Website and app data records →
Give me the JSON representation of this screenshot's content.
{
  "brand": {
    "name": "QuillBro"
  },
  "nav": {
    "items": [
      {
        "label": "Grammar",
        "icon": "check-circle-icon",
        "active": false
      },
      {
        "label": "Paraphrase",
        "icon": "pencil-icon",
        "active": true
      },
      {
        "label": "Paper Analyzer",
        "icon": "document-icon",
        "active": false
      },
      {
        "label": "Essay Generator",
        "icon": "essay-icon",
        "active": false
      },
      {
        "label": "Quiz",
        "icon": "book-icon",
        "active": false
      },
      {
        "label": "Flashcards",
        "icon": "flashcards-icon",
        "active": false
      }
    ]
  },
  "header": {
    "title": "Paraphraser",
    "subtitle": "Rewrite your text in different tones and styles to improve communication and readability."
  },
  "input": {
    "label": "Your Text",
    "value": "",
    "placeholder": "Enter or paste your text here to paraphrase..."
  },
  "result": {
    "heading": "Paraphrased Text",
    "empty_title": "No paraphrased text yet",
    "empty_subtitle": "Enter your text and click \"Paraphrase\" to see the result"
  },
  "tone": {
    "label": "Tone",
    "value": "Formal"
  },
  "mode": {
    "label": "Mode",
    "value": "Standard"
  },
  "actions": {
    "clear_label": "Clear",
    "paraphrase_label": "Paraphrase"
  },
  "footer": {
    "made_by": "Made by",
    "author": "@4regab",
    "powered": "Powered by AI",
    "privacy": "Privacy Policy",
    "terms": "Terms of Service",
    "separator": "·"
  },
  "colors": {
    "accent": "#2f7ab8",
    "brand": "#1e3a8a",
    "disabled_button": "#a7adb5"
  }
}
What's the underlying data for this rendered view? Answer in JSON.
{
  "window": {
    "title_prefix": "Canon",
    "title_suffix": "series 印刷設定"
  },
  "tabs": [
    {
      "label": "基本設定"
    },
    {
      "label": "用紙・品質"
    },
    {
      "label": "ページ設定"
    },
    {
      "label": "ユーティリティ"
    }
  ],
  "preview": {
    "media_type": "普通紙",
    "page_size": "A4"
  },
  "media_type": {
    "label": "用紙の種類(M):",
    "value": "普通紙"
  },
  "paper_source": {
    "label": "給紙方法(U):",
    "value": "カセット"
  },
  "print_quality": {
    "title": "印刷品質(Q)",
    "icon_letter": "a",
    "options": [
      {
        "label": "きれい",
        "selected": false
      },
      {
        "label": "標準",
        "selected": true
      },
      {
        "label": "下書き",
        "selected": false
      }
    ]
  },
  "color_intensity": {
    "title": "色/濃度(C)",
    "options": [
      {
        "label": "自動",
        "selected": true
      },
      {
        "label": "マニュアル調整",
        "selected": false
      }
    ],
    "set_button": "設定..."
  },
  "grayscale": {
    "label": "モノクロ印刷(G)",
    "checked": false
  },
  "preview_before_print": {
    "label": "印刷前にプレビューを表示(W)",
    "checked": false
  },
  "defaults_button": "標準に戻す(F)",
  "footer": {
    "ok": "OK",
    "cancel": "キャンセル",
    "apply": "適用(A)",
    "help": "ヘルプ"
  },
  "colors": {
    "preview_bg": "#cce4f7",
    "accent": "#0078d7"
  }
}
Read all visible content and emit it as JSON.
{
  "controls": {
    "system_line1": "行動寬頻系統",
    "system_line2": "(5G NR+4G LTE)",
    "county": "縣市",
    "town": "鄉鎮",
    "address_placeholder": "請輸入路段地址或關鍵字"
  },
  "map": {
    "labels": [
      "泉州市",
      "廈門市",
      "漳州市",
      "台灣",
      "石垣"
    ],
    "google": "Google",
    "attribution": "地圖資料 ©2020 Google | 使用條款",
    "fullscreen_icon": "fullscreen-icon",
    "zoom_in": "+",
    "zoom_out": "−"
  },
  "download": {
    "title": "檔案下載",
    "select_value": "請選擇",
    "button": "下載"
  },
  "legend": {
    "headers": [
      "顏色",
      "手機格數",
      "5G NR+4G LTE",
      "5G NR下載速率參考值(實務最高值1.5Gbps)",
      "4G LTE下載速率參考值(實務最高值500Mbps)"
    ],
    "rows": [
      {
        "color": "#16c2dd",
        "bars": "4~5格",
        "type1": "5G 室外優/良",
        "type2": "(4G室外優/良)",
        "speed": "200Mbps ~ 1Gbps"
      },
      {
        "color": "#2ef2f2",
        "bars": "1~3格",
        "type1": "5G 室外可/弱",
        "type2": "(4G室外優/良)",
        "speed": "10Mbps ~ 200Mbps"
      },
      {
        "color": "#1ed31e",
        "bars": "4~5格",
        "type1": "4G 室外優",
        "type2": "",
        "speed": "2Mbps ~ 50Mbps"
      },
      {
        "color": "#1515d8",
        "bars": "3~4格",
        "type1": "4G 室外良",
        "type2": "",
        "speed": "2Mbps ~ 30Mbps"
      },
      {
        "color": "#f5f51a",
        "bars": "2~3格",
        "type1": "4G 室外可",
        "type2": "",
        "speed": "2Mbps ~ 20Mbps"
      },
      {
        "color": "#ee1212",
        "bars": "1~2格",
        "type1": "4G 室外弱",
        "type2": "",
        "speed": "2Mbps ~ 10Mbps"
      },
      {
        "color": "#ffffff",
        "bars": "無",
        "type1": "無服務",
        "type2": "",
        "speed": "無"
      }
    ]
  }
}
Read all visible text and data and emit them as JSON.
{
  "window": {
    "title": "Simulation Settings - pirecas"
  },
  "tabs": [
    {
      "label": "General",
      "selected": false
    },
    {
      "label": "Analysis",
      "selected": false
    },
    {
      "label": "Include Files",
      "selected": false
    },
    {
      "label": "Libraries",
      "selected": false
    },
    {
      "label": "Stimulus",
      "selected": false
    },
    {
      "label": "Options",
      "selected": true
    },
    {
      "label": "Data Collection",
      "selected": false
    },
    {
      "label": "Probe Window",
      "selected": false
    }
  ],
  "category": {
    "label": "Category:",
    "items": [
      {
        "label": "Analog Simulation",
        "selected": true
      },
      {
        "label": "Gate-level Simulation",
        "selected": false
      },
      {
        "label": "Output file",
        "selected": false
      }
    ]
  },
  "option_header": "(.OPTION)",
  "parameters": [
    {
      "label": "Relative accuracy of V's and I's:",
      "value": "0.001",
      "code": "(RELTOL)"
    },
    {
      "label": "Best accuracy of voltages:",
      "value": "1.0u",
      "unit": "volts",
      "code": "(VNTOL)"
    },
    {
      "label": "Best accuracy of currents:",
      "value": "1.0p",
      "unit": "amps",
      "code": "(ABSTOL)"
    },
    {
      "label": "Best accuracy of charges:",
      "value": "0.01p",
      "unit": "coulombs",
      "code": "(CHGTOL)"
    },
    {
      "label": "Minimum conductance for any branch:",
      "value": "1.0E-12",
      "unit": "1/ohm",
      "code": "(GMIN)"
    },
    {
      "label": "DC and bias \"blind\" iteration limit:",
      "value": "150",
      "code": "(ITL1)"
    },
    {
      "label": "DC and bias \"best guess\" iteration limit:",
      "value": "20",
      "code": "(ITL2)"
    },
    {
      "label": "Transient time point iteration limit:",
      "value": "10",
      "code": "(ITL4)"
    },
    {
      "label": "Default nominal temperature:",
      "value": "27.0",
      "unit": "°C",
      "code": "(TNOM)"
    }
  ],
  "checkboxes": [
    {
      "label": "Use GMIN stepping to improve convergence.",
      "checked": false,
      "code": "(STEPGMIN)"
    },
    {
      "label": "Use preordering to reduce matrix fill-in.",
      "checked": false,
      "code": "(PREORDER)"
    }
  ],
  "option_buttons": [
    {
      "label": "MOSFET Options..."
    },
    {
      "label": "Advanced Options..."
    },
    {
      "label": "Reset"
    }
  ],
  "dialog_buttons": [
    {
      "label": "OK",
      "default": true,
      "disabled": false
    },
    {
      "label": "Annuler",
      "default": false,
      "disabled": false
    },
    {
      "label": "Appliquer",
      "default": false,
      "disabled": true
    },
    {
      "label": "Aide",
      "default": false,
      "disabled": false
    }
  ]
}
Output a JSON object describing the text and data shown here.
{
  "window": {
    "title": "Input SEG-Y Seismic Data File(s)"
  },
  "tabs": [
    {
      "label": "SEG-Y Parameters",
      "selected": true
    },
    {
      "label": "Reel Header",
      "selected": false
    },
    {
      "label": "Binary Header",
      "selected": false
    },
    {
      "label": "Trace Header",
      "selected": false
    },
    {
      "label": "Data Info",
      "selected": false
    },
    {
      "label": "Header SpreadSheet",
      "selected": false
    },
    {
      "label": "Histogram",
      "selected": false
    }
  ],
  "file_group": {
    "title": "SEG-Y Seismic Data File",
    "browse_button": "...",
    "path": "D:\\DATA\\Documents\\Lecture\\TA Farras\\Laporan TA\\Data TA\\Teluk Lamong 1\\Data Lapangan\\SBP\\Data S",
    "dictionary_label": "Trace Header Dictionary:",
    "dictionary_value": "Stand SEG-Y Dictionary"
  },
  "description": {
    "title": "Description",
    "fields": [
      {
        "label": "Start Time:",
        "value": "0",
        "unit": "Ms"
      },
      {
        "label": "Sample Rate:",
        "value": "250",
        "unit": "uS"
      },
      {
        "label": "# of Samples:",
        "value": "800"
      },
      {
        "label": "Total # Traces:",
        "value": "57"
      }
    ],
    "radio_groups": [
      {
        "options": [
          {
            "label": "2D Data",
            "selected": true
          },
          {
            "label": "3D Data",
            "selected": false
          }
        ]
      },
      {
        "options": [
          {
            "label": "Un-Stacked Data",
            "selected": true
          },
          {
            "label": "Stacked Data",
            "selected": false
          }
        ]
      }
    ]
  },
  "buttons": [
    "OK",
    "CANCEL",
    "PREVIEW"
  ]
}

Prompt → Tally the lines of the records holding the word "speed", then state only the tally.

Reply to the task → 7